Our underlying motivation was to discover what kinds of words, ideas and concepts around the idea of ‘sharing’ resonate most with people who aren’t that familiar with the Creative Commons or what ‘open licensing’ is.
What was our process?
Facilitator Trina Isakson divided up staff into two-person groups and asked them to explain at a very high level, “What’s going on with Vancouver Foundation and open licensing?” The groups were switched up again and again until the answers got shorter and clearer over the course of the hour.
The opportunity and challenge of being asked to listen, learn, and pitch new ways to understand and explain open licensing to each other gave us a huge working library of ideas, language and concepts that most resonated with staff – who are our best possible champions of this key initiative going forward.
Each staff member had the chance to share back what were the most clear and articulate examples they would choose to use, should they find themselves explaining to people in the community what we mean by open licensing, and more so, what are the benefits of such a choice?
What did we learn?
- Calling our work an ‘open licensing initiative’ focused the attention on the licenses, and not necessarily on our overall goals for making this choice
- When we talked to each other about ‘why sharing is good for everyone’ the storytelling became much easier for everyone – getting tripped up in the details tended to add to confusion
- Terms like ‘creative commons’ and ‘open licenses’ weren’t very familiar to staff, but terms like ‘community knowledge’ and ‘knowledge sharing’ resonated as terms most foundations would understand and approve of
- Positive language such as ‘benefits’ ‘learning’ ‘sharing’ and ‘impact’ resonated strongly, and negative sentiment language such as ‘competition’, ‘paywall’, ‘oversharing’ and ‘plagiarism’ emerged, which we have encountered again in later stakeholder sessions.
The main takeaway from our first session was that the better we could tailor the language we use to explain and promote the open licensing policy by using language and phrasing that Foundations are familiar with, the easier it will be to build a policy that synchronises smoothly with our work, as opposed to feeling like an abstract concept or technical overlay to the work we already do to support great ideas created by and for British Columbians.

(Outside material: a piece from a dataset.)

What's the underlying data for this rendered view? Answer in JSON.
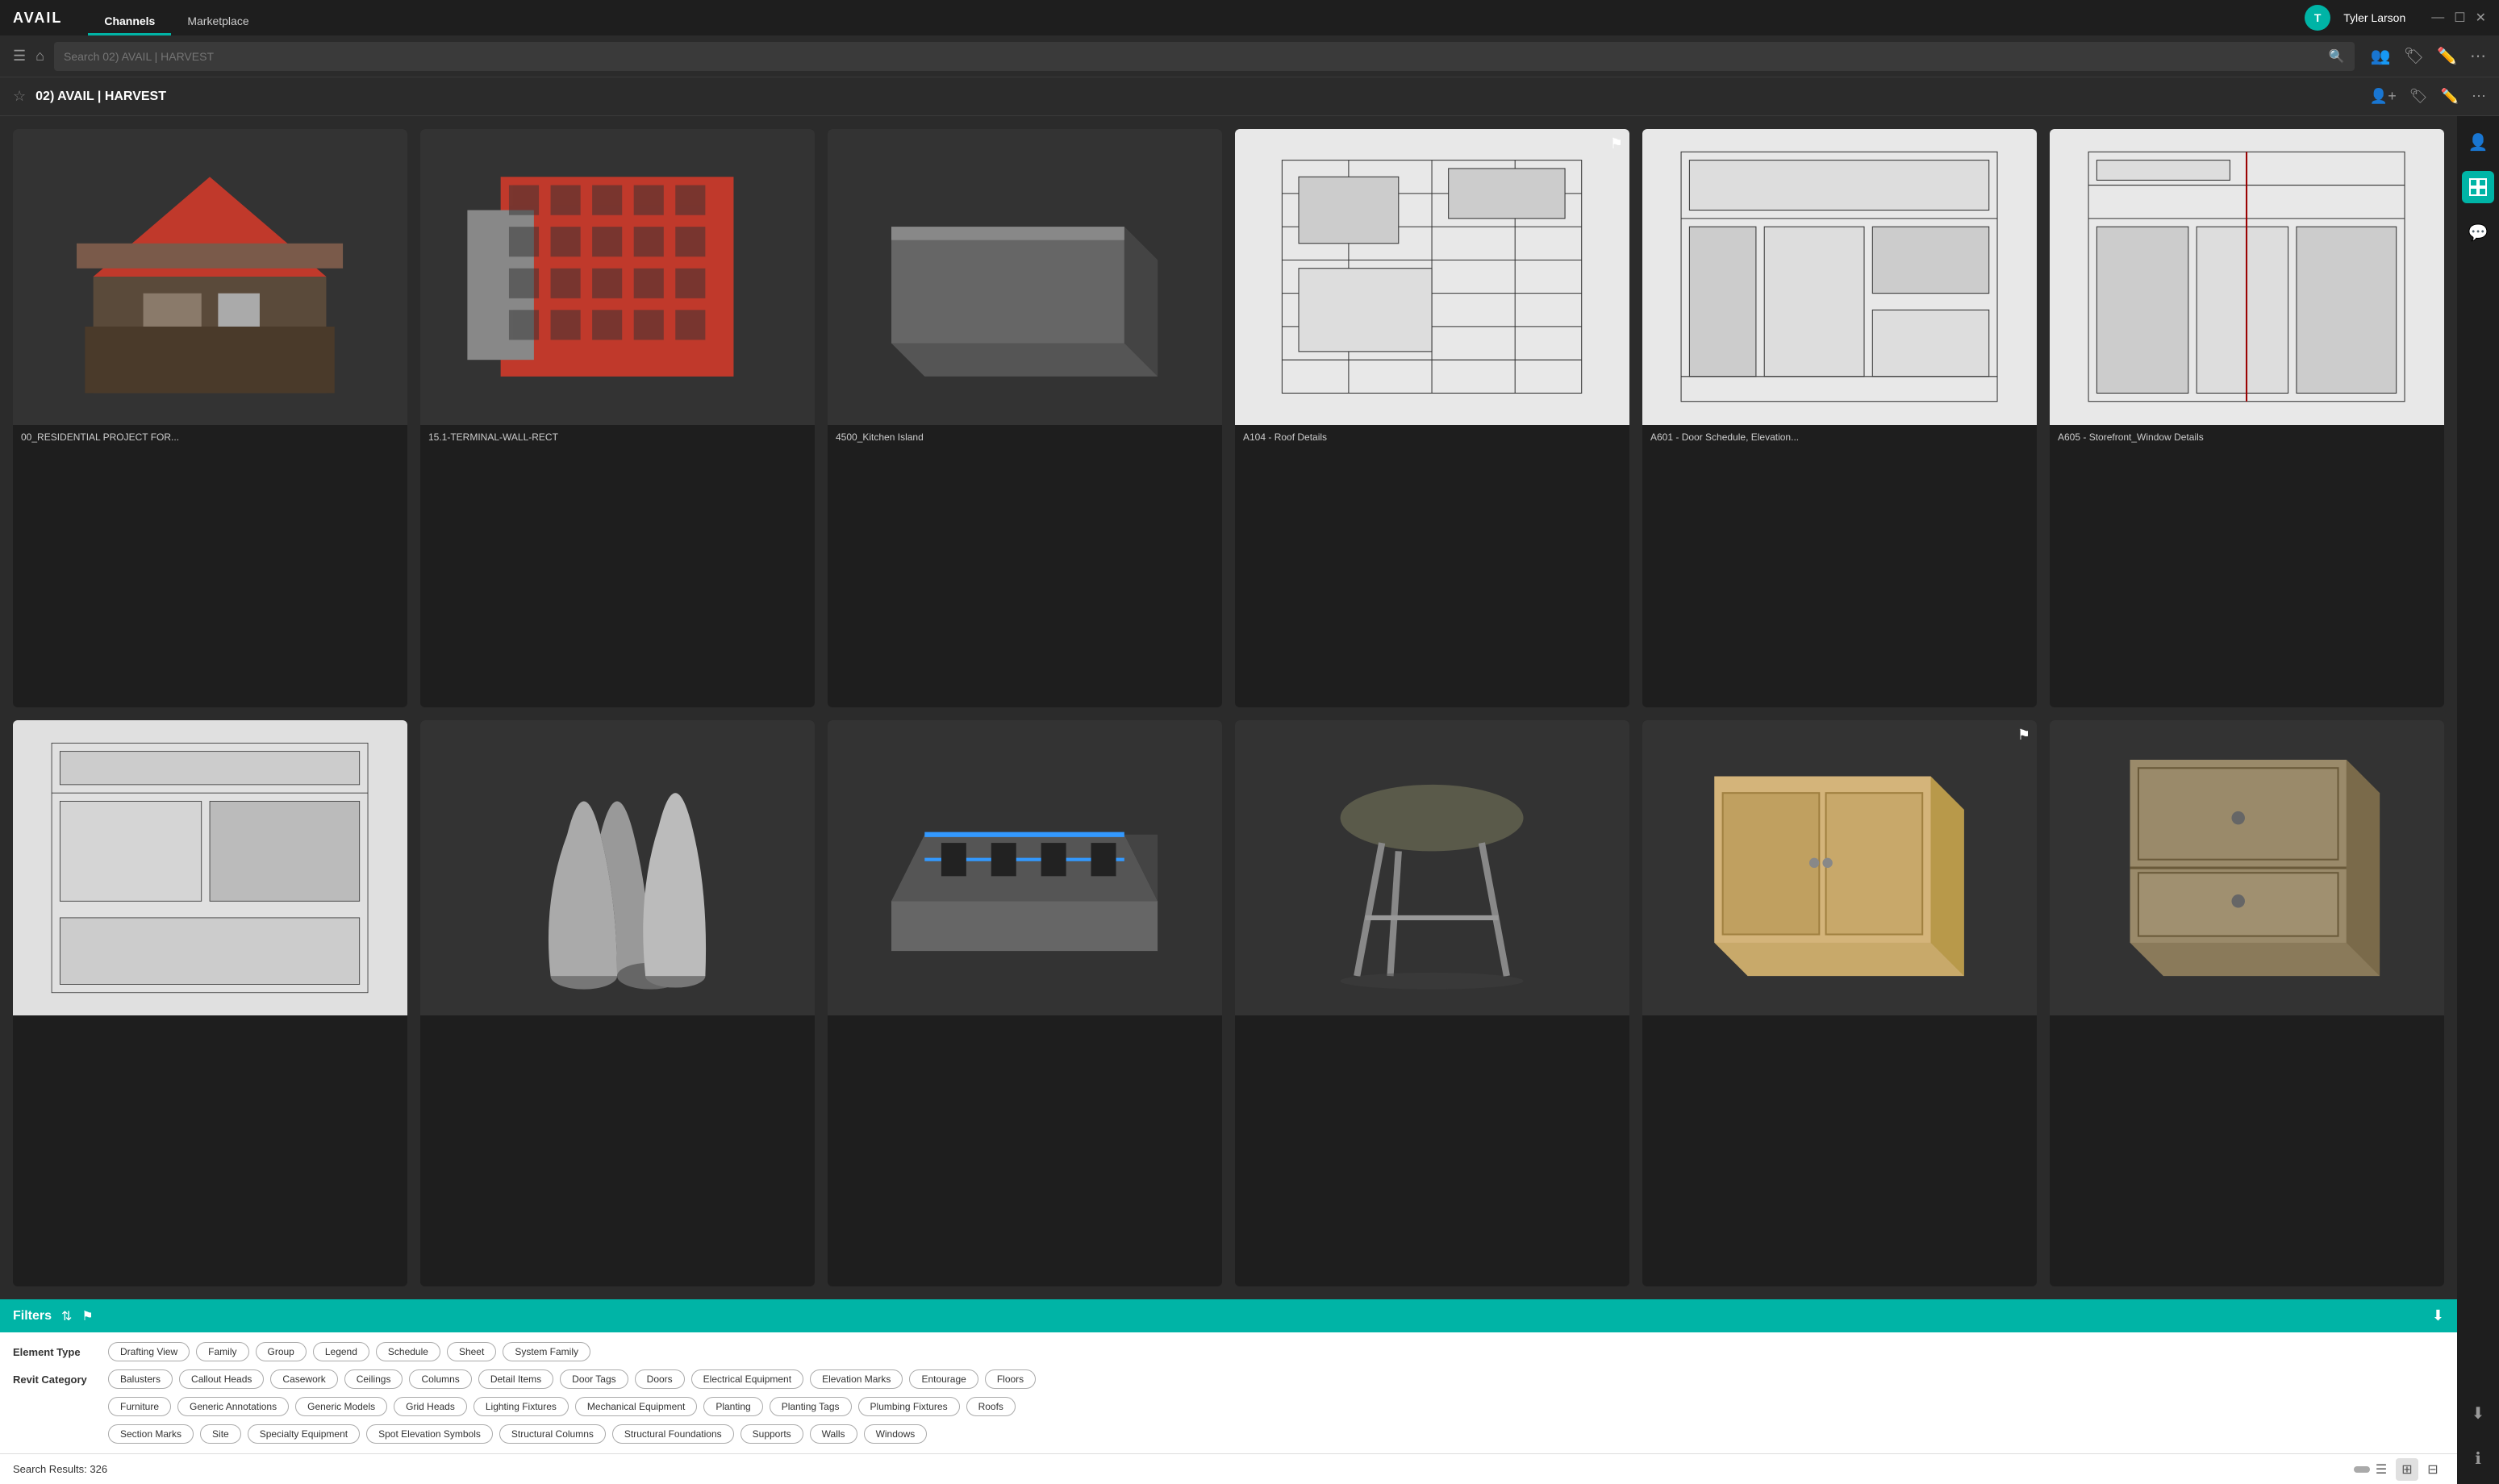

We will be using what we’ve learned in this first session with staff to help us shape clearer and more compelling communication materials about our plans.
Throughout our development process we will continue to host monthly ‘lunch and learns’ with staff, where we explore theoretical and practical ideas such as a ‘How to add a CC-BY license to my awesome thing!’ workshop, and ‘What really could go wrong/What could go right?’ to explore possible unintended consequences of our new policy.
For now, please enjoy the word cloud developed at our first Idea Jam.
We have licensed our word-creation on Flickr with a CC-BY license – meaning anyone can now use it if they wish, they simply need to tell people Vancouver Foundation made it. Click here to read about how to share your own work.
Rebeccah Mullen joined Vancouver Foundation via Mozilla Foundation and has a passion for all things ‘open’. She will be blogging on behalf of Vancouver Foundation as project lead for 2017’s Open Licensing Policy Implementation.
Trina Isakson is an independent strategist, researcher, and facilitator with a focus on the future of the nonprofit sector, and a convener for nonprofit sector leaders in BC interested in open data. She will be leading project strategy and planning, as well as facilitating stakeholder engagement sessions.